### WORK INSTRUCTION
Look through the entries below. Say how many lines include "JSON", with nothing added.

Top of SUPPLIED DATA

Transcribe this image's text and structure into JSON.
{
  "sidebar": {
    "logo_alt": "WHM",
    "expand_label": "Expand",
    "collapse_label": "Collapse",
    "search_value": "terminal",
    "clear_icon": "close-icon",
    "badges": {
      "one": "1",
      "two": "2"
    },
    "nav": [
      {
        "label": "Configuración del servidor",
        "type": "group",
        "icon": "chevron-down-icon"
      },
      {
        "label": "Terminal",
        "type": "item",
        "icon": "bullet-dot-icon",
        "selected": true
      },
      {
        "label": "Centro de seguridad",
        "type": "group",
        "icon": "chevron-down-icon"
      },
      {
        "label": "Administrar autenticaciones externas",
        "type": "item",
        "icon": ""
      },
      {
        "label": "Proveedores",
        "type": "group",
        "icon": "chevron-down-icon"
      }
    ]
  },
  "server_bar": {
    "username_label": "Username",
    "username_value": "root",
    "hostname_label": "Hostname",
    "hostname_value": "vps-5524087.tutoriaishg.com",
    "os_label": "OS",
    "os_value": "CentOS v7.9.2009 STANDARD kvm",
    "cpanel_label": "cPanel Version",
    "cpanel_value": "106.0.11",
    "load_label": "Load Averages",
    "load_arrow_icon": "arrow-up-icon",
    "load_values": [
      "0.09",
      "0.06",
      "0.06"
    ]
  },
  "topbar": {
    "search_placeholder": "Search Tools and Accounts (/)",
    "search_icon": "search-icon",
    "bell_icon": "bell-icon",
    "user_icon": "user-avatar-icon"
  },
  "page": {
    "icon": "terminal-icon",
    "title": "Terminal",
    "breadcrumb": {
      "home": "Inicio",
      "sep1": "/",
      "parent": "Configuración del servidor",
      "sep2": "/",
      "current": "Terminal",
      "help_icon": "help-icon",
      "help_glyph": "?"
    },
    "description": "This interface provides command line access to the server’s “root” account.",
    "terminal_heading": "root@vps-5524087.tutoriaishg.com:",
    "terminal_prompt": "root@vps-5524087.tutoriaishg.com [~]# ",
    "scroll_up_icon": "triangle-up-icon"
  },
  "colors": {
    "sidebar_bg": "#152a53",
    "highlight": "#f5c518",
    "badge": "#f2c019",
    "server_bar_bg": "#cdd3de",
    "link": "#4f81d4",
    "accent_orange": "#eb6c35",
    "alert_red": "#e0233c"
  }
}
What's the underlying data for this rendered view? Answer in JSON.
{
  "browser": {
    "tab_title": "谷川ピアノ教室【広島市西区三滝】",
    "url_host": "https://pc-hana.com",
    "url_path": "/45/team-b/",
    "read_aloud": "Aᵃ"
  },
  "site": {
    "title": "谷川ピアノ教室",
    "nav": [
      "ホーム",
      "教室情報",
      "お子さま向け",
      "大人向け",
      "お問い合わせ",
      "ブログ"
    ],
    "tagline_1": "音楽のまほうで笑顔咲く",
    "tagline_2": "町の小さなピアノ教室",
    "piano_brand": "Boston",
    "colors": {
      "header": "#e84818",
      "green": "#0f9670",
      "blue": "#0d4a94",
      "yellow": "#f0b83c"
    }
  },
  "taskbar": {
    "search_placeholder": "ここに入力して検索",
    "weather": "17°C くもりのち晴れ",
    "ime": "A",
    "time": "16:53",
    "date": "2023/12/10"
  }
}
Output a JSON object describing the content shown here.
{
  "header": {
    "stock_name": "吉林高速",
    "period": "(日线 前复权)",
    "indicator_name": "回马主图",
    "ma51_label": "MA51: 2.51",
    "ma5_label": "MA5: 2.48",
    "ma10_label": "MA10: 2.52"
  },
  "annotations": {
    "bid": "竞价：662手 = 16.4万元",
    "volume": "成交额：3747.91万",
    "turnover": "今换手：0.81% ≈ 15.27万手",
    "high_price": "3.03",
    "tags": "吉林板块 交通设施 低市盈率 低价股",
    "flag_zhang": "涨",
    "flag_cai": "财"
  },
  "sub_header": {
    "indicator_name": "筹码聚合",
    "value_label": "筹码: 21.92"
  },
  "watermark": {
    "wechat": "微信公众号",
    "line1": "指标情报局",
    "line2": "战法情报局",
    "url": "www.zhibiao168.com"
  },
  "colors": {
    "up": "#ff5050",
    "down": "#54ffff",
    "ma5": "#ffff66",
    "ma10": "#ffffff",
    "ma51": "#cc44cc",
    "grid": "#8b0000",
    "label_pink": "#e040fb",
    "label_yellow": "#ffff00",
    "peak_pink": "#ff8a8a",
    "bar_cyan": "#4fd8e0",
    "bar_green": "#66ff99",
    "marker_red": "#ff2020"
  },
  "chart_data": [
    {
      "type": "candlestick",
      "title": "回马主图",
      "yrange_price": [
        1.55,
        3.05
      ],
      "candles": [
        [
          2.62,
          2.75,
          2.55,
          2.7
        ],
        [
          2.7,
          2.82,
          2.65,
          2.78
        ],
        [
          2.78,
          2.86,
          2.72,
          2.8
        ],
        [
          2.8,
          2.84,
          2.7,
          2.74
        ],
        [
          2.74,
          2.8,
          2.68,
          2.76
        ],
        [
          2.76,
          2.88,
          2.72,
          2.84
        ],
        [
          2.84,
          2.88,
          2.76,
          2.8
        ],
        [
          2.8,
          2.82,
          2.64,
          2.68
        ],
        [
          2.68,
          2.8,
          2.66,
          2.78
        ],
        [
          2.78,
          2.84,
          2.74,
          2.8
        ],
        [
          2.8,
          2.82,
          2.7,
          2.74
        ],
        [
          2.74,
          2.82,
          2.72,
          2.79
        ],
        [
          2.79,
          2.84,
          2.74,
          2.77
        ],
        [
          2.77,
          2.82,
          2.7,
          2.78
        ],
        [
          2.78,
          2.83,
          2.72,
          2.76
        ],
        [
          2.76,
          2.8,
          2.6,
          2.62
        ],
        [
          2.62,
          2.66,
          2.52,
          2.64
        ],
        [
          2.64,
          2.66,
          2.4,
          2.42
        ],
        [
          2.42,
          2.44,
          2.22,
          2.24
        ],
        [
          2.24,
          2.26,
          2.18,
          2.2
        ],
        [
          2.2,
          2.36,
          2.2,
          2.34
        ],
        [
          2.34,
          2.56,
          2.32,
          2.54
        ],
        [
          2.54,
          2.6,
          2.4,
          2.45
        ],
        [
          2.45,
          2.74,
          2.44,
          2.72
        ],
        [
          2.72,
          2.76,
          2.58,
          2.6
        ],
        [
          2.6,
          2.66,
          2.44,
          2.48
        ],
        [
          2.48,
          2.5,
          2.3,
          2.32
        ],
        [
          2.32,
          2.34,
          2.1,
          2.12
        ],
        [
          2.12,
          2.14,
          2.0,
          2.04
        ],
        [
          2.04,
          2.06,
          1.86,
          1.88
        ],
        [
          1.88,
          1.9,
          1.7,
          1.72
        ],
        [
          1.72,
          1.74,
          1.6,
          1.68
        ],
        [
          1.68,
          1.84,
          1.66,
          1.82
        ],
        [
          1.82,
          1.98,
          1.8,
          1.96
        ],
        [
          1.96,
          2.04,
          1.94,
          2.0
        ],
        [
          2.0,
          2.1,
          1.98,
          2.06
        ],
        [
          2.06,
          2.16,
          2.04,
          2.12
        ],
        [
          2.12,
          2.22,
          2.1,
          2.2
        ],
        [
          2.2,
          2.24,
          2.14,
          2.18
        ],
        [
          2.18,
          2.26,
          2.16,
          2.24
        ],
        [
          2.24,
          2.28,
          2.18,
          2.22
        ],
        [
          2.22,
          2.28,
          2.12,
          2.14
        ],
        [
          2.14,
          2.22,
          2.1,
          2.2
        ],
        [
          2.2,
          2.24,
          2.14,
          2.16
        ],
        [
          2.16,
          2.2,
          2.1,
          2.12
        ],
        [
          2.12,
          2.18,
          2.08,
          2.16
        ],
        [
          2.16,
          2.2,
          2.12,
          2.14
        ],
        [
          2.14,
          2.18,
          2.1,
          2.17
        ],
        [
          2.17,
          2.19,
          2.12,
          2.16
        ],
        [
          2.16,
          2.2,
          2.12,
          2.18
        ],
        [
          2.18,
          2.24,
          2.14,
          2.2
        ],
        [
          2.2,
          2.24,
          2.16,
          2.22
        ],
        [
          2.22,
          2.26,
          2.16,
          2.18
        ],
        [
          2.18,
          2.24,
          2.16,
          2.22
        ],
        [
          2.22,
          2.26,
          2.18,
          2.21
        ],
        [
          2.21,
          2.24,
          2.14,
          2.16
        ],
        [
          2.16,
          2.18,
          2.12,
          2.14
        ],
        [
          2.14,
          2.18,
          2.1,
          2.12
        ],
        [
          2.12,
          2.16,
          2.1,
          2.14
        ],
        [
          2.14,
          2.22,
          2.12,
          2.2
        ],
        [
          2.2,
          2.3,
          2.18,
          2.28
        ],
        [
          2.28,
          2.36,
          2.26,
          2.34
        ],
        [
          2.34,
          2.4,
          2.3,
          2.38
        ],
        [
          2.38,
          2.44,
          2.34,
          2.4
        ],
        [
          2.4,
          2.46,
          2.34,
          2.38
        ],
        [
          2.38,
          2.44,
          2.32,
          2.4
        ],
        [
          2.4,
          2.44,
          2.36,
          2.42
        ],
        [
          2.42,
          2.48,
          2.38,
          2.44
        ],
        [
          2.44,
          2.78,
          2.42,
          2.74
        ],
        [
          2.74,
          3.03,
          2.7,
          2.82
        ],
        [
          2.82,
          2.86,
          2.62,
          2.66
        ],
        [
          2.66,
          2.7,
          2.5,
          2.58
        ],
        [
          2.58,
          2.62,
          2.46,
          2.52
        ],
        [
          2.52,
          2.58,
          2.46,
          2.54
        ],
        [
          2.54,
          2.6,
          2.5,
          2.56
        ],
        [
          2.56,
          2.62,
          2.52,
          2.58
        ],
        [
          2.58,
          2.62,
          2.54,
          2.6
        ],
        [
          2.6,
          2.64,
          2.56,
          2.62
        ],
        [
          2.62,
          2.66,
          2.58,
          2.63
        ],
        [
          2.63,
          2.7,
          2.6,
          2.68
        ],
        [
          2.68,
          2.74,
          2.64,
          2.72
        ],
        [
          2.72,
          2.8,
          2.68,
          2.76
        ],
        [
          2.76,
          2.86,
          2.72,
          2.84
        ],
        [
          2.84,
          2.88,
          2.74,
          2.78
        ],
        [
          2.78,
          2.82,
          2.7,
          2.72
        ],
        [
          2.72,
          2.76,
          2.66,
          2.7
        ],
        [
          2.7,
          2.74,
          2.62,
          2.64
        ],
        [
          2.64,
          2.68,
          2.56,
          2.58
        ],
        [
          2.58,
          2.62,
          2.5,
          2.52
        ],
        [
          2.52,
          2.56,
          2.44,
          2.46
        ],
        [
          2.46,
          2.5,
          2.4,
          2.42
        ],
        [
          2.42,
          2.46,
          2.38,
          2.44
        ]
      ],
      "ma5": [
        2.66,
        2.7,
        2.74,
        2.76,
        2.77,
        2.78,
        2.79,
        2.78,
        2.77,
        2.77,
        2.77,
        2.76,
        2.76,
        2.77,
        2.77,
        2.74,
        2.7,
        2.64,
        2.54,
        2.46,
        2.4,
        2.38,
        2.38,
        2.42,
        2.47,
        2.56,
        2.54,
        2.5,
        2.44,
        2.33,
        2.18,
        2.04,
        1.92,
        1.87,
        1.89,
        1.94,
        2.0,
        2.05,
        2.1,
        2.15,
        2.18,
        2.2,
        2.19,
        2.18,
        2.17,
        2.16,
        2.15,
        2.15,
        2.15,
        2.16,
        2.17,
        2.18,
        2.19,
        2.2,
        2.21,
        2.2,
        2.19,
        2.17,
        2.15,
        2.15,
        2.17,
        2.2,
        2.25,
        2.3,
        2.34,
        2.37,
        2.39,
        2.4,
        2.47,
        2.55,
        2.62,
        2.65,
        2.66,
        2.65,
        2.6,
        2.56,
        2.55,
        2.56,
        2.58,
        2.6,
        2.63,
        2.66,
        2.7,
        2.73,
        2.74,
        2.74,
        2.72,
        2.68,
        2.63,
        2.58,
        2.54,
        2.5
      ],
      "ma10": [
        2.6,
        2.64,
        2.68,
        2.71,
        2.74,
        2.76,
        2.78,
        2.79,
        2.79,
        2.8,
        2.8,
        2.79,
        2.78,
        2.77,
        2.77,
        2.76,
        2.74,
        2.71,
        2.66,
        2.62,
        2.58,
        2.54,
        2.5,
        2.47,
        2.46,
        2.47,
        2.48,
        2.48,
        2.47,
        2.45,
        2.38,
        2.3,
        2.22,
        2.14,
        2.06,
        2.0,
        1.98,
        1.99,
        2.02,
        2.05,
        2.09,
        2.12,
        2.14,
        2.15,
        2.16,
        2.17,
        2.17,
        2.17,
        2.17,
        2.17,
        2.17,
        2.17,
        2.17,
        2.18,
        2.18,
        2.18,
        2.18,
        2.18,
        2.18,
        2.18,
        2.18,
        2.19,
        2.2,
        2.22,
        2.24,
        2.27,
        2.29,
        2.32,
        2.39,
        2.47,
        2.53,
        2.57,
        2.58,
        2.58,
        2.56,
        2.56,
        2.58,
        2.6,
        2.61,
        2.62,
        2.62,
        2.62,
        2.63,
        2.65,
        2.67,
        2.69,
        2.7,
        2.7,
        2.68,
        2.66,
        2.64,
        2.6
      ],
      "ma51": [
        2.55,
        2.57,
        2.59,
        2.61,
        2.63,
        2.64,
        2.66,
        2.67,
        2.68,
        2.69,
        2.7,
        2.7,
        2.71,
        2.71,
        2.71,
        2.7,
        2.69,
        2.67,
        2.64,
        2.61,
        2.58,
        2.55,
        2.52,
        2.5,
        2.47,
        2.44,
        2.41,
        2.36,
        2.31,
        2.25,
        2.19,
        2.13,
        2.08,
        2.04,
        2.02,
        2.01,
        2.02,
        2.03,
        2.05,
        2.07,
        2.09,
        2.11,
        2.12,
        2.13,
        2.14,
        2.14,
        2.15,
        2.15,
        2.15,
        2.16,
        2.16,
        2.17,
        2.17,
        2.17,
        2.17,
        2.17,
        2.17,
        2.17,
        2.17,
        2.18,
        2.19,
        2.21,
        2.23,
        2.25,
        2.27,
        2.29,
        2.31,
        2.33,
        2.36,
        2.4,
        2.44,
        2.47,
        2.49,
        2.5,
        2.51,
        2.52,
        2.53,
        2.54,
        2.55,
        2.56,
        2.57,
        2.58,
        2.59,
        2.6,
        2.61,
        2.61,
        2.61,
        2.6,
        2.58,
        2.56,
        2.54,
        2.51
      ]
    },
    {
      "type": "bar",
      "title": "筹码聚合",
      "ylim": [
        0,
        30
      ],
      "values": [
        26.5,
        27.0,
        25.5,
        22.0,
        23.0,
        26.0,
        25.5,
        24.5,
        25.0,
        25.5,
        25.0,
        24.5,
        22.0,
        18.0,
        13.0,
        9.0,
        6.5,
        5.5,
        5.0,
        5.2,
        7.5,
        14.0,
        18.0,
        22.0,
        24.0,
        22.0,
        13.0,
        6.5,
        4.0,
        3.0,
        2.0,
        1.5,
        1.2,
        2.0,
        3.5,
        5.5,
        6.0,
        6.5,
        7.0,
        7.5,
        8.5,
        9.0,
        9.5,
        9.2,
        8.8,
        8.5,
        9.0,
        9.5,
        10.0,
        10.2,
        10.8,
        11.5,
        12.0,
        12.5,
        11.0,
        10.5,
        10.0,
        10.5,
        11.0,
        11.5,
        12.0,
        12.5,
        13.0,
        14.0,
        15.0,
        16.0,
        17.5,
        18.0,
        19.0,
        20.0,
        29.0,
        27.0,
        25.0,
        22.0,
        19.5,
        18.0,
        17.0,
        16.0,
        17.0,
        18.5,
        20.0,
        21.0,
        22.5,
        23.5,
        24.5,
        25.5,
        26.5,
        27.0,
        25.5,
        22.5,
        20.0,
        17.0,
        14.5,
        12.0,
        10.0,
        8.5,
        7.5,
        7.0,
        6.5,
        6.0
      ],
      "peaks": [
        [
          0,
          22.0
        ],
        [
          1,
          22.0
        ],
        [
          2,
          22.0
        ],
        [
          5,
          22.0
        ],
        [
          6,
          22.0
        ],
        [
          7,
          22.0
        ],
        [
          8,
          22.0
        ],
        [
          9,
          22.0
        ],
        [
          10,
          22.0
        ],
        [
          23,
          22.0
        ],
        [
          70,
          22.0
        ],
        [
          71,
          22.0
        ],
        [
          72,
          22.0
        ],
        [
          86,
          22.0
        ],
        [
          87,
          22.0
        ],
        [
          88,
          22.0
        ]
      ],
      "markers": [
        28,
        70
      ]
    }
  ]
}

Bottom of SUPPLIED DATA

### YOUR SOLUTION
3